··· Extracted entries ···
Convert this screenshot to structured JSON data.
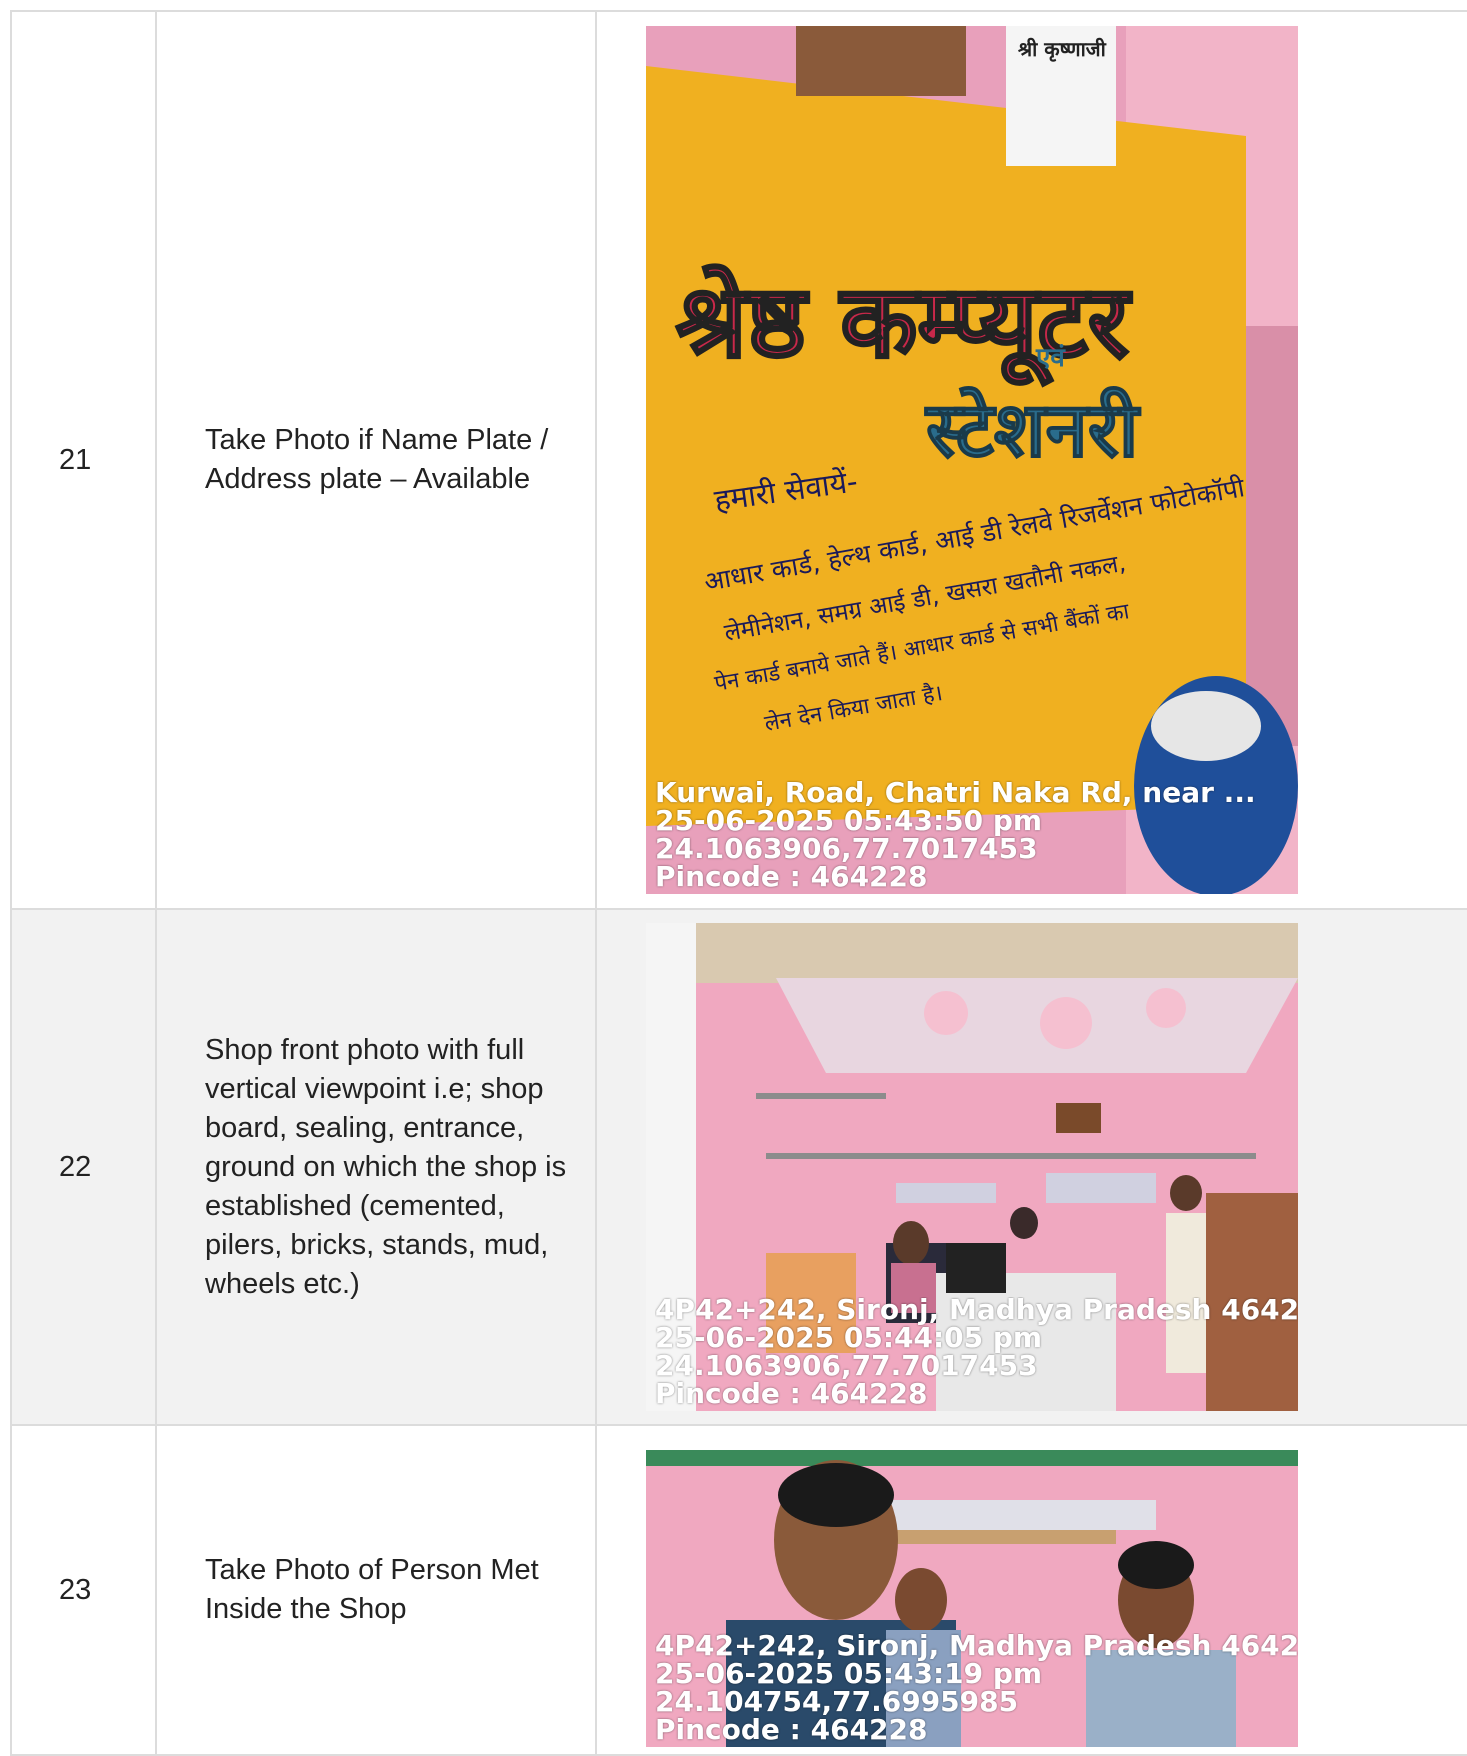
{
  "rows": [
    {
      "number": "21",
      "label": "Take Photo if Name Plate / Address plate – Available",
      "photo": {
        "subject": "shop-name-board",
        "stamp": {
          "address": "Kurwai, Road, Chatri Naka Rd, near ...",
          "datetime": "25-06-2025 05:43:50 pm",
          "coords": "24.1063906,77.7017453",
          "pincode": "Pincode : 464228"
        },
        "board": {
          "line1": "श्रेष्ठ कम्प्यूटर",
          "line2": "एवं",
          "line3": "स्टेशनरी",
          "line4": "हमारी सेवायें-",
          "line5": "आधार कार्ड, हेल्थ कार्ड, आई डी रेलवे रिजर्वेशन फोटोकॉपी",
          "line6": "लेमीनेशन, समग्र आई डी, खसरा खतौनी नकल,",
          "line7": "पेन कार्ड बनाये जाते हैं। आधार कार्ड से सभी बैंकों का",
          "line8": "लेन देन किया जाता है।",
          "poster": "श्री कृष्णाजी"
        }
      }
    },
    {
      "number": "22",
      "label": "Shop front photo with full vertical viewpoint i.e; shop board, sealing, entrance, ground on which the shop is established (cemented, pilers, bricks, stands, mud, wheels etc.)",
      "photo": {
        "subject": "shop-interior",
        "stamp": {
          "address": "4P42+242, Sironj, Madhya Pradesh 4642",
          "datetime": "25-06-2025 05:44:05 pm",
          "coords": "24.1063906,77.7017453",
          "pincode": "Pincode : 464228"
        }
      }
    },
    {
      "number": "23",
      "label": "Take Photo of Person Met Inside the Shop",
      "photo": {
        "subject": "persons-met",
        "stamp": {
          "address": "4P42+242, Sironj, Madhya Pradesh 4642",
          "datetime": "25-06-2025 05:43:19 pm",
          "coords": "24.104754,77.6995985",
          "pincode": "Pincode : 464228"
        }
      }
    }
  ],
  "colors": {
    "border": "#dcdcdc",
    "row_alt": "#f2f2f2",
    "wall_pink": "#f0a8c0",
    "board_yellow": "#f0b020",
    "stamp_text": "#ffffff"
  }
}
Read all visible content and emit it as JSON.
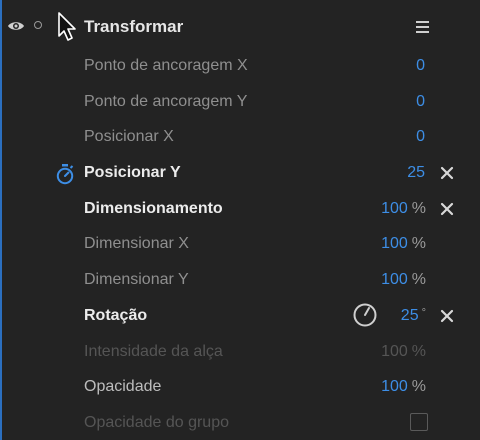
{
  "header": {
    "title": "Transformar",
    "icons": [
      "eye-icon",
      "dot-icon",
      "cursor-icon",
      "menu-icon"
    ]
  },
  "properties": [
    {
      "label": "Ponto de ancoragem X",
      "value": "0",
      "unit": "",
      "state": "dim"
    },
    {
      "label": "Ponto de ancoragem Y",
      "value": "0",
      "unit": "",
      "state": "dim"
    },
    {
      "label": "Posicionar X",
      "value": "0",
      "unit": "",
      "state": "dim"
    },
    {
      "label": "Posicionar Y",
      "value": "25",
      "unit": "",
      "state": "active",
      "keyframed": true,
      "resettable": true
    },
    {
      "label": "Dimensionamento",
      "value": "100",
      "unit": "%",
      "state": "active",
      "resettable": true
    },
    {
      "label": "Dimensionar X",
      "value": "100",
      "unit": "%",
      "state": "dim"
    },
    {
      "label": "Dimensionar Y",
      "value": "100",
      "unit": "%",
      "state": "dim"
    },
    {
      "label": "Rotação",
      "value": "25",
      "unit": "°",
      "state": "active",
      "dial": true,
      "resettable": true
    },
    {
      "label": "Intensidade da alça",
      "value": "100",
      "unit": "%",
      "state": "disabled"
    },
    {
      "label": "Opacidade",
      "value": "100",
      "unit": "%",
      "state": "active"
    },
    {
      "label": "Opacidade do grupo",
      "checked": false,
      "state": "disabled"
    }
  ],
  "colors": {
    "background": "#232323",
    "accent": "#3d8ee6",
    "label_active": "#ececec",
    "label_dim": "#8f8f8f",
    "label_disabled": "#555555"
  }
}
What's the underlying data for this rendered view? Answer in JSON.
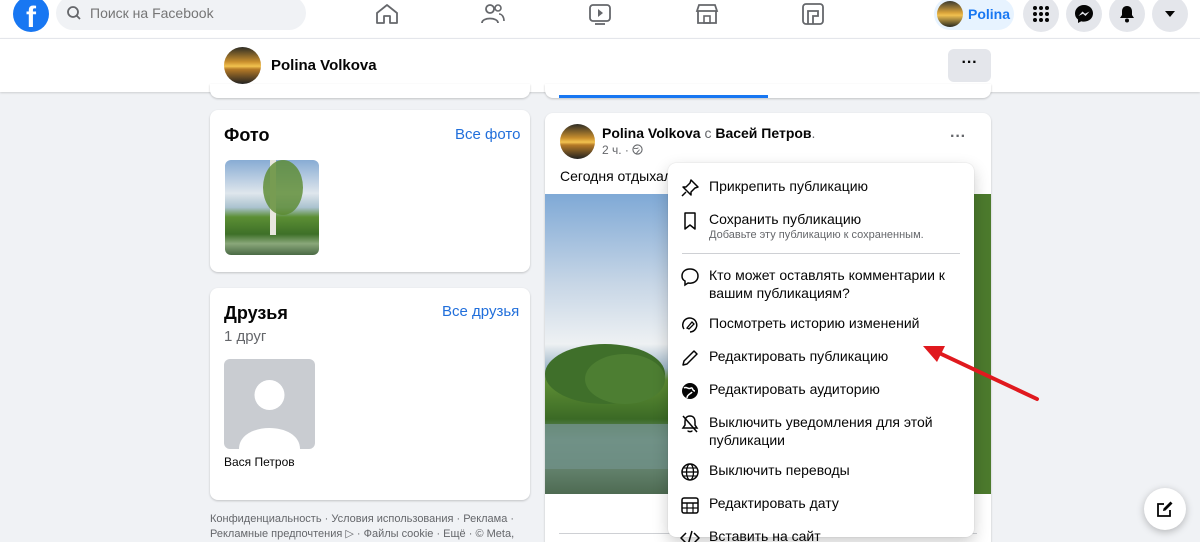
{
  "header": {
    "search_placeholder": "Поиск на Facebook",
    "profile_name": "Polina",
    "logo_letter": "f"
  },
  "profile_bar": {
    "name": "Polina Volkova",
    "more": "···"
  },
  "photos_card": {
    "title": "Фото",
    "link": "Все фото"
  },
  "friends_card": {
    "title": "Друзья",
    "link": "Все друзья",
    "count": "1 друг",
    "friend_name": "Вася Петров"
  },
  "footer": {
    "text": "Конфиденциальность · Условия использования · Реклама · Рекламные предпочтения ▷ · Файлы cookie · Ещё · © Meta,"
  },
  "post": {
    "author": "Polina Volkova",
    "with_word": "с",
    "tagged": "Васей Петров",
    "time": "2 ч. ·",
    "text": "Сегодня отдыхала",
    "dots": "···"
  },
  "menu": {
    "items": [
      {
        "label": "Прикрепить публикацию",
        "icon": "pin-icon"
      },
      {
        "label": "Сохранить публикацию",
        "sub": "Добавьте эту публикацию к сохраненным.",
        "icon": "bookmark-icon"
      },
      {
        "label": "Кто может оставлять комментарии к вашим публикациям?",
        "icon": "comment-icon"
      },
      {
        "label": "Посмотреть историю изменений",
        "icon": "history-icon"
      },
      {
        "label": "Редактировать публикацию",
        "icon": "pencil-icon"
      },
      {
        "label": "Редактировать аудиторию",
        "icon": "globe-icon"
      },
      {
        "label": "Выключить уведомления для этой публикации",
        "icon": "bell-off-icon"
      },
      {
        "label": "Выключить переводы",
        "icon": "translate-globe-icon"
      },
      {
        "label": "Редактировать дату",
        "icon": "calendar-icon"
      },
      {
        "label": "Вставить на сайт",
        "icon": "code-icon"
      }
    ]
  },
  "colors": {
    "accent": "#1877f2",
    "link": "#216fdb",
    "annotation_arrow": "#e0191e"
  }
}
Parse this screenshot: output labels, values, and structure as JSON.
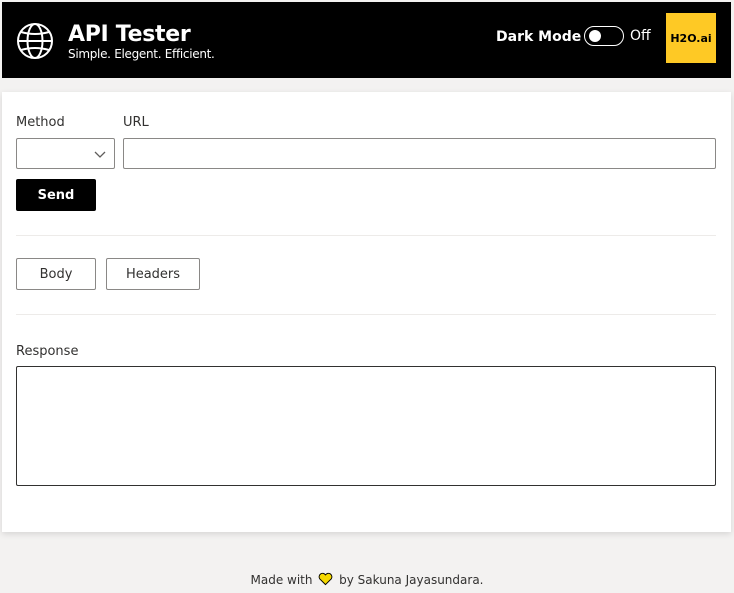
{
  "header": {
    "title": "API Tester",
    "subtitle": "Simple. Elegent. Efficient.",
    "dark_mode_label": "Dark Mode",
    "dark_mode_state": "Off",
    "logo_text": "H2O.ai",
    "logo_color": "#fec925"
  },
  "form": {
    "method_label": "Method",
    "method_value": "",
    "url_label": "URL",
    "url_value": "",
    "send_label": "Send"
  },
  "tabs": [
    {
      "label": "Body"
    },
    {
      "label": "Headers"
    }
  ],
  "response": {
    "label": "Response",
    "value": ""
  },
  "footer": {
    "prefix": "Made with",
    "suffix": "by Sakuna Jayasundara.",
    "heart_color": "#f5d800"
  },
  "icons": {
    "globe": "globe-icon",
    "chevron": "chevron-down-icon",
    "heart": "heart-icon"
  }
}
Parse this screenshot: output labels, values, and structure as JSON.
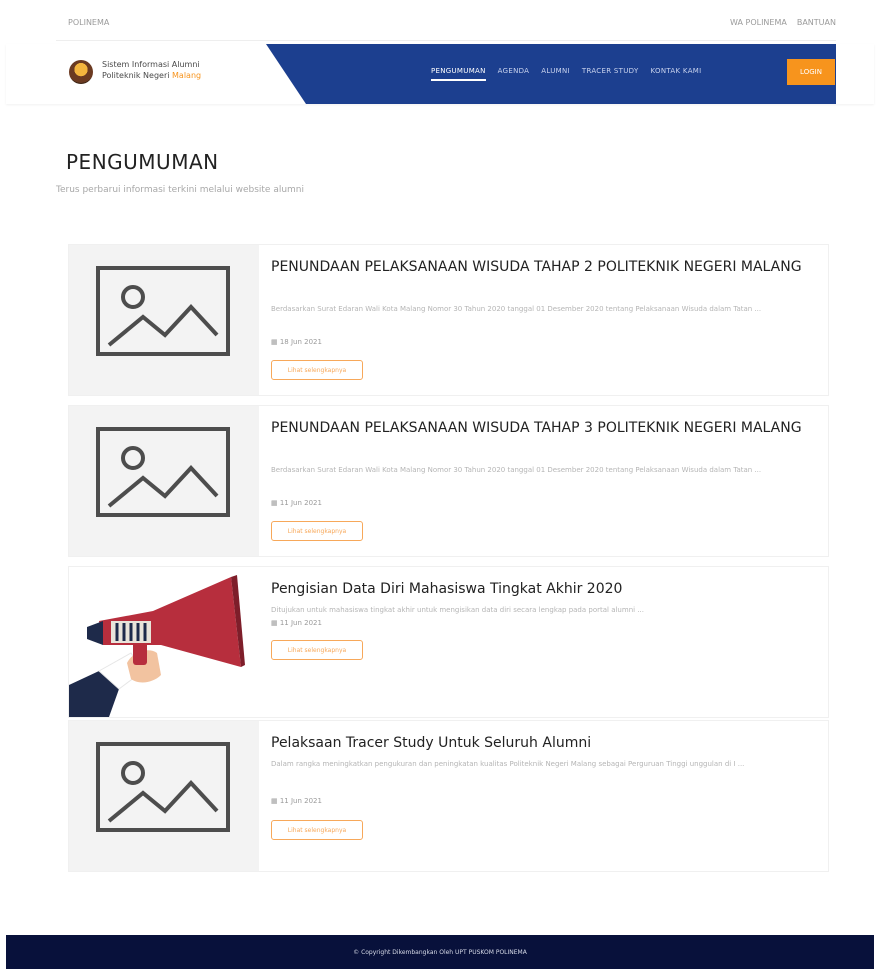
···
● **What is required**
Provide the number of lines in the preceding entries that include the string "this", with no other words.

● **Result of the task**
4